Even manufacturers recognize that suit technology can only take a swimmer so far. "We like to think that if you put [four-time Olympic gold medalist] Janet Evans in a gunnysack that she would still have broken world records," says TYR's Zimmer. "We don't want to take anything away from the athletes, but we certainly don't want to inhibit them in any way."

Auburn University's recent dominance of the NCAA swimming and diving championships may serve as evidence that the suits don't necessarily make the men and women. The Tigers have won three straight men's titles -- two in suits manufactured by TYR, the latest in Speedo. AU women posted three consecutive championships under contract with TYR, before settling for second place with Speedo this past season.
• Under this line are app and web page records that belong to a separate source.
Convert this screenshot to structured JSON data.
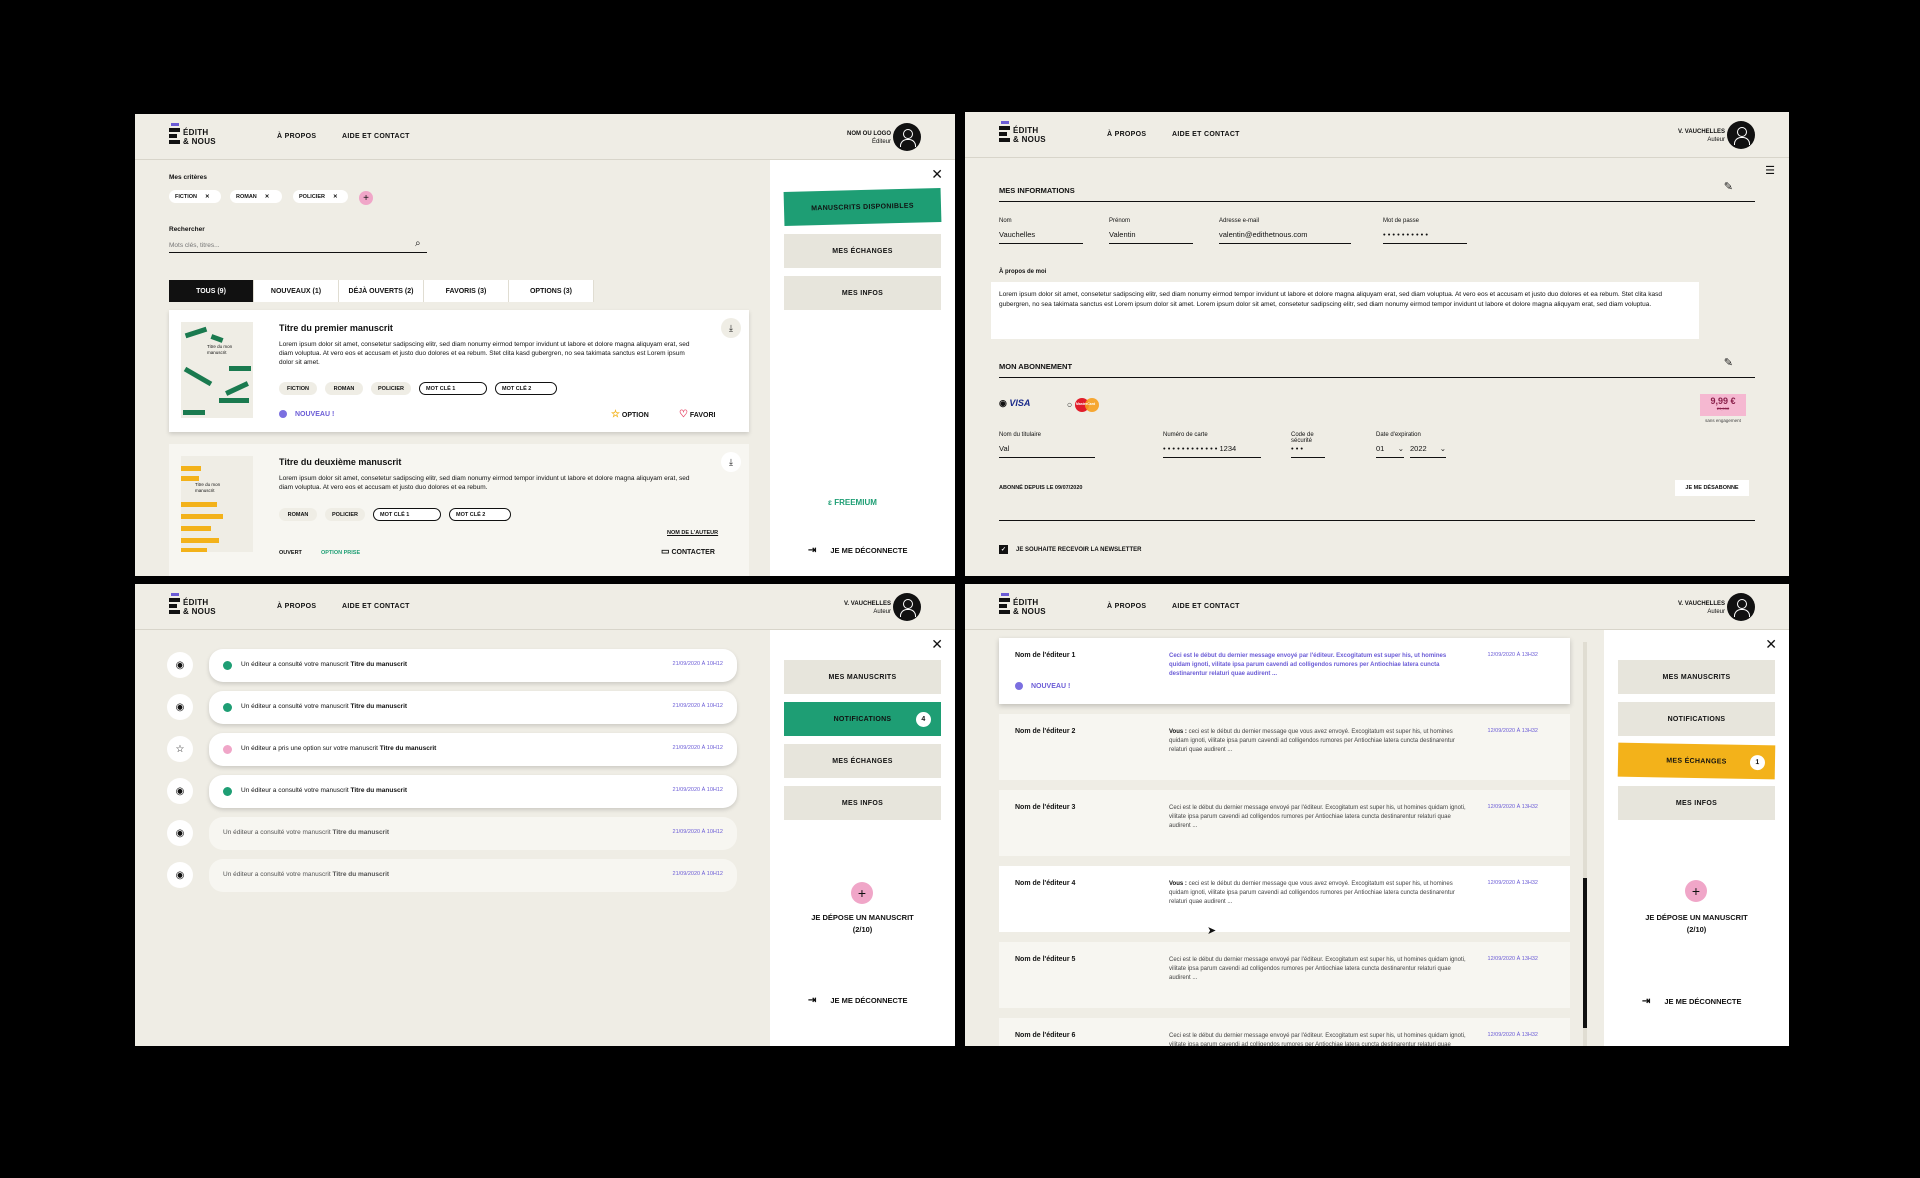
{
  "brand": {
    "line1": "ÉDITH",
    "line2": "& NOUS"
  },
  "nav": {
    "about": "À PROPOS",
    "help": "AIDE ET CONTACT"
  },
  "logout": "JE ME DÉCONNECTE",
  "screen1": {
    "user": {
      "name": "NOM OU LOGO",
      "role": "Éditeur"
    },
    "criteria_label": "Mes critères",
    "criteria": [
      "FICTION",
      "ROMAN",
      "POLICIER"
    ],
    "search": {
      "label": "Rechercher",
      "placeholder": "Mots clés, titres..."
    },
    "tabs": [
      "TOUS (9)",
      "NOUVEAUX (1)",
      "DÉJÀ OUVERTS (2)",
      "FAVORIS (3)",
      "OPTIONS (3)"
    ],
    "cards": [
      {
        "thumb": "Titre du mon manuscrit",
        "title": "Titre du premier manuscrit",
        "text": "Lorem ipsum dolor sit amet, consetetur sadipscing elitr, sed diam nonumy eirmod tempor invidunt ut labore et dolore magna aliquyam erat, sed diam voluptua. At vero eos et accusam et justo duo dolores et ea rebum. Stet clita kasd gubergren, no sea takimata sanctus est Lorem ipsum dolor sit amet.",
        "tags": [
          "FICTION",
          "ROMAN",
          "POLICIER"
        ],
        "keywords": [
          "MOT CLÉ 1",
          "MOT CLÉ 2"
        ],
        "status": "NOUVEAU !",
        "option": "OPTION",
        "favori": "FAVORI"
      },
      {
        "thumb": "Titre du mon manuscrit",
        "title": "Titre du deuxième manuscrit",
        "text": "Lorem ipsum dolor sit amet, consetetur sadipscing elitr, sed diam nonumy eirmod tempor invidunt ut labore et dolore magna aliquyam erat, sed diam voluptua. At vero eos et accusam et justo duo dolores et ea rebum.",
        "tags": [
          "ROMAN",
          "POLICIER"
        ],
        "keywords": [
          "MOT CLÉ 1",
          "MOT CLÉ 2"
        ],
        "author_link": "NOM DE L'AUTEUR",
        "status": "OUVERT",
        "option_taken": "OPTION PRISE",
        "contact": "CONTACTER"
      }
    ],
    "menu": [
      "MANUSCRITS DISPONIBLES",
      "MES ÉCHANGES",
      "MES INFOS"
    ],
    "plan": "FREEMIUM"
  },
  "screen2": {
    "user": {
      "name": "V. VAUCHELLES",
      "role": "Auteur"
    },
    "info_title": "MES INFORMATIONS",
    "fields": [
      {
        "label": "Nom",
        "value": "Vauchelles"
      },
      {
        "label": "Prénom",
        "value": "Valentin"
      },
      {
        "label": "Adresse e-mail",
        "value": "valentin@edithetnous.com"
      },
      {
        "label": "Mot de passe",
        "value": "• • • • • • • • • •"
      }
    ],
    "about_label": "À propos de moi",
    "about_text": "Lorem ipsum dolor sit amet, consetetur sadipscing elitr, sed diam nonumy eirmod tempor invidunt ut labore et dolore magna aliquyam erat, sed diam voluptua. At vero eos et accusam et justo duo dolores et ea rebum. Stet clita kasd gubergren, no sea takimata sanctus est Lorem ipsum dolor sit amet. Lorem ipsum dolor sit amet, consetetur sadipscing elitr, sed diam nonumy eirmod tempor invidunt ut labore et dolore magna aliquyam erat, sed diam voluptua.",
    "sub_title": "MON ABONNEMENT",
    "visa": "VISA",
    "mastercard": "MasterCard",
    "price": "9,99 €",
    "price_old": "29,99€",
    "price_note": "sans engagement",
    "card_fields": [
      {
        "label": "Nom du titulaire",
        "value": "Val"
      },
      {
        "label": "Numéro de carte",
        "value": "• • • •   • • • •   • • • •   1234"
      },
      {
        "label": "Code de sécurité",
        "value": "• • •"
      },
      {
        "label": "Date d'expiration",
        "month": "01",
        "year": "2022"
      }
    ],
    "since": "ABONNÉ DEPUIS LE 09/07/2020",
    "unsubscribe": "JE ME DÉSABONNE",
    "newsletter": "JE SOUHAITE RECEVOIR LA NEWSLETTER"
  },
  "screen3": {
    "user": {
      "name": "V. VAUCHELLES",
      "role": "Auteur"
    },
    "notifications": [
      {
        "icon": "eye",
        "text": "Un éditeur a consulté votre manuscrit ",
        "bold": "Titre du manuscrit",
        "date": "21/09/2020 À 10H12",
        "dot": "#1e9e74",
        "read": false
      },
      {
        "icon": "eye",
        "text": "Un éditeur a consulté votre manuscrit ",
        "bold": "Titre du manuscrit",
        "date": "21/09/2020 À 10H12",
        "dot": "#1e9e74",
        "read": false
      },
      {
        "icon": "star",
        "text": "Un éditeur a pris une option sur votre manuscrit ",
        "bold": "Titre du manuscrit",
        "date": "21/09/2020 À 10H12",
        "dot": "#f0a6c8",
        "read": false
      },
      {
        "icon": "eye",
        "text": "Un éditeur a consulté votre manuscrit ",
        "bold": "Titre du manuscrit",
        "date": "21/09/2020 À 10H12",
        "dot": "#1e9e74",
        "read": false
      },
      {
        "icon": "eye",
        "text": "Un éditeur a consulté votre manuscrit ",
        "bold": "Titre du manuscrit",
        "date": "21/09/2020 À 10H12",
        "dot": "",
        "read": true
      },
      {
        "icon": "eye",
        "text": "Un éditeur a consulté votre manuscrit ",
        "bold": "Titre du manuscrit",
        "date": "21/09/2020 À 10H12",
        "dot": "",
        "read": true
      }
    ],
    "menu": [
      "MES MANUSCRITS",
      "NOTIFICATIONS",
      "MES ÉCHANGES",
      "MES INFOS"
    ],
    "notif_count": "4",
    "depose": "JE DÉPOSE UN MANUSCRIT",
    "depose_count": "(2/10)"
  },
  "screen4": {
    "user": {
      "name": "V. VAUCHELLES",
      "role": "Auteur"
    },
    "messages": [
      {
        "name": "Nom de l'éditeur 1",
        "prefix": "",
        "text": "Ceci est le début du dernier message envoyé par l'éditeur. Excogitatum est super his, ut homines quidam ignoti, vilitate ipsa parum cavendi ad colligendos rumores per Antiochiae latera cuncta destinarentur relaturi quae audirent ...",
        "date": "12/09/2020 À 13H32",
        "status": "NOUVEAU !"
      },
      {
        "name": "Nom de l'éditeur 2",
        "prefix": "Vous : ",
        "text": "ceci est le début du dernier message que vous avez envoyé. Excogitatum est super his, ut homines quidam ignoti, vilitate ipsa parum cavendi ad colligendos rumores per Antiochiae latera cuncta destinarentur relaturi quae audirent ...",
        "date": "12/09/2020 À 13H32"
      },
      {
        "name": "Nom de l'éditeur 3",
        "prefix": "",
        "text": "Ceci est le début du dernier message envoyé par l'éditeur. Excogitatum est super his, ut homines quidam ignoti, vilitate ipsa parum cavendi ad colligendos rumores per Antiochiae latera cuncta destinarentur relaturi quae audirent ...",
        "date": "12/09/2020 À 13H32"
      },
      {
        "name": "Nom de l'éditeur 4",
        "prefix": "Vous : ",
        "text": "ceci est le début du dernier message que vous avez envoyé. Excogitatum est super his, ut homines quidam ignoti, vilitate ipsa parum cavendi ad colligendos rumores per Antiochiae latera cuncta destinarentur relaturi quae audirent ...",
        "date": "12/09/2020 À 13H32"
      },
      {
        "name": "Nom de l'éditeur 5",
        "prefix": "",
        "text": "Ceci est le début du dernier message envoyé par l'éditeur. Excogitatum est super his, ut homines quidam ignoti, vilitate ipsa parum cavendi ad colligendos rumores per Antiochiae latera cuncta destinarentur relaturi quae audirent ...",
        "date": "12/09/2020 À 13H32"
      },
      {
        "name": "Nom de l'éditeur 6",
        "prefix": "",
        "text": "Ceci est le début du dernier message envoyé par l'éditeur. Excogitatum est super his, ut homines quidam ignoti, vilitate ipsa parum cavendi ad colligendos rumores per Antiochiae latera cuncta destinarentur relaturi quae audirent ...",
        "date": "12/09/2020 À 13H32"
      }
    ],
    "menu": [
      "MES MANUSCRITS",
      "NOTIFICATIONS",
      "MES ÉCHANGES",
      "MES INFOS"
    ],
    "exchange_count": "1",
    "depose": "JE DÉPOSE UN MANUSCRIT",
    "depose_count": "(2/10)"
  },
  "colors": {
    "green": "#1e9e74",
    "yellow": "#f3b21a",
    "purple": "#6b5cd6",
    "pink": "#f0a6c8",
    "beige": "#efede5"
  }
}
Competition for such marketplace bragging rights is fierce, and despite price tags on some suits approaching $400, manufacturers insist their profit margins are greatly eroded by necessary investment in research and development, materials, and patent protection. "We can come up with a wonderful new team print and sell it to high schools and summer leagues for a couple of years and make a heck of a lot more money than we're going to make with Aqua Shift," says Zimmer. "By and large, these suits are aimed at 1 percent of the total competitive swimming population. The economies of scale work against everybody. How do we justify it? If we didn't have a product like this, we wouldn't have any professional athletes, we wouldn't have any colleges, the door wouldn't be open. At least now it's a level playing field as far as technology is concerned, and may the best man win."

And so, the competitive push continues unabated. Well, not completely. Zimmer is still scratching his head over FINA's decision to ban a TYR product called Aqua Band, a sleeve covering the swimmer from elbow to wrist, prior to the 2004 Olympics. "If you think about it, it's not really all that innovative," Zimmer says. "It's essentially a full bodysuit; we just took out the material from the elbow to the shoulder. They allow long sleeves, so why would this be any different?"
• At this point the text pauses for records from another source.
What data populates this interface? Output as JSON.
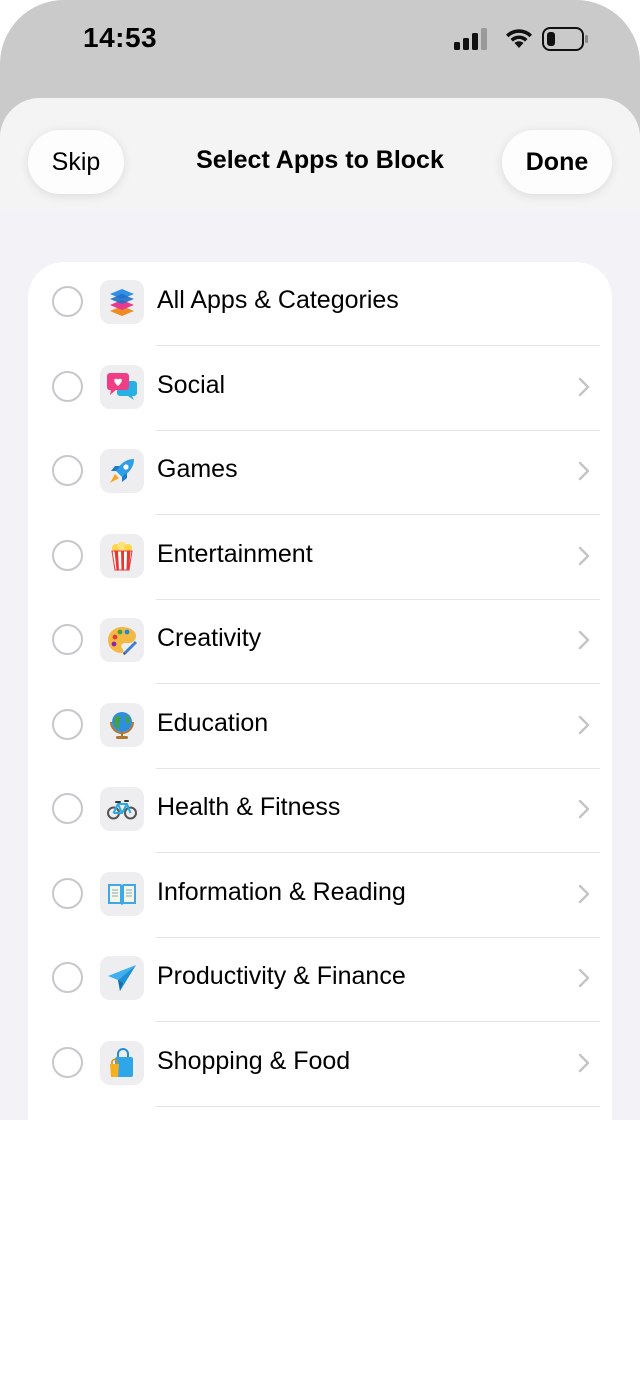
{
  "status_bar": {
    "time": "14:53"
  },
  "header": {
    "skip_label": "Skip",
    "title": "Select Apps to Block",
    "done_label": "Done"
  },
  "categories": [
    {
      "label": "All Apps & Categories",
      "icon": "stack-icon",
      "has_chevron": false
    },
    {
      "label": "Social",
      "icon": "chat-heart-icon",
      "has_chevron": true
    },
    {
      "label": "Games",
      "icon": "rocket-icon",
      "has_chevron": true
    },
    {
      "label": "Entertainment",
      "icon": "popcorn-icon",
      "has_chevron": true
    },
    {
      "label": "Creativity",
      "icon": "palette-icon",
      "has_chevron": true
    },
    {
      "label": "Education",
      "icon": "globe-icon",
      "has_chevron": true
    },
    {
      "label": "Health & Fitness",
      "icon": "bicycle-icon",
      "has_chevron": true
    },
    {
      "label": "Information & Reading",
      "icon": "book-icon",
      "has_chevron": true
    },
    {
      "label": "Productivity & Finance",
      "icon": "paper-plane-icon",
      "has_chevron": true
    },
    {
      "label": "Shopping & Food",
      "icon": "shopping-bag-icon",
      "has_chevron": true
    }
  ],
  "colors": {
    "sheet_bg": "#f2f2f7",
    "backdrop": "#c9cac9",
    "radio_border": "#c7c7cc",
    "chevron": "#c4c4c7"
  }
}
No amount of costly legal wrangling would ultimately provide TYR with a satisfactory answer. FINA offered only a rewording of its rules to include language that identified arm and leg bands as illegal, without offering any proof that they enhance performance. It's not even clear whether the promise of enhanced performance is what the world's top swimmers value most. In the end, money may prove to be an even more influential factor in suit selection than drag, buoyancy and water-repellence. "A majority of the athletes on the national team are professionals, and they pick a suit not because of any recommendation that we might make on our end, but because they are aligned to a certain brand of suit by contract," says Skinner. (A handful of elite swimmers, including eight-time Olympic medalist Michael Phelps, wear suits custom tailored to their body shape, while the majority of his U.S. teammates simply wear suits off the rack.)

And because swimwear technology is advancing at a steady clip, Skinner advises Olympic-caliber swimmers to demand a clause in their contract that allows them to wear a rival brand if it is proven superior. "You've got to have that option," he says, having witnessed at least one swimmer risk victory in Athens by wearing what Skinner considered an inferior suit. "Come 2008, one or all of those brands are going to come out with the latest and the greatest. And the way marketing goes these days and all the hype that surrounds it, it's really hard to tell if their claims are real."

Next year, Speedo will launch a water-repellent, fast-drying fabric called XD Skin™, which is designed to feel lighter in the water. But that development alone provides few clues as to what Beijing might bring two years later. Bixler offers only that Speedo, by design, is on a product-rollout-per-Olympiad pace.

To be sure, the competition won't be far behind. "Sports innovation is a requirement," Zimmer says. "It does get harder and harder, but you know you have to do it. It's part of your daily process as a company -- to try to find ways to do things better. At the end of the day, once swimmers put that suit on, they have to feel like it's going to take them to the next level."

Paul Steinbach is Senior Editor of Athletic Business.